- ENTRIES PROVIDED -
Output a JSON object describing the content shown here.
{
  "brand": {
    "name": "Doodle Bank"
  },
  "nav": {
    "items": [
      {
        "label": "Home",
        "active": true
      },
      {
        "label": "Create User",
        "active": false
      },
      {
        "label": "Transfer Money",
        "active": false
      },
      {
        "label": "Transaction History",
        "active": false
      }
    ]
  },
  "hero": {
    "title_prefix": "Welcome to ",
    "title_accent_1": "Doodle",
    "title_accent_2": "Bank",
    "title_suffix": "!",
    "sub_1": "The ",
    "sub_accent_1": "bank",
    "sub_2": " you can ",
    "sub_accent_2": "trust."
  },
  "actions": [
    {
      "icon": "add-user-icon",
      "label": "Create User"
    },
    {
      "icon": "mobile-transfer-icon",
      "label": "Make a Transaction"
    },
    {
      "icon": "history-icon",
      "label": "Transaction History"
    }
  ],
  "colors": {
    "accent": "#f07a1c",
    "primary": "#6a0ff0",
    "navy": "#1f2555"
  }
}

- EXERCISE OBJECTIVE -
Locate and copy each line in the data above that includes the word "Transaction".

- TASK ANSWER -
        "label": "Transaction History",
      "label": "Make a Transaction"
      "label": "Transaction History"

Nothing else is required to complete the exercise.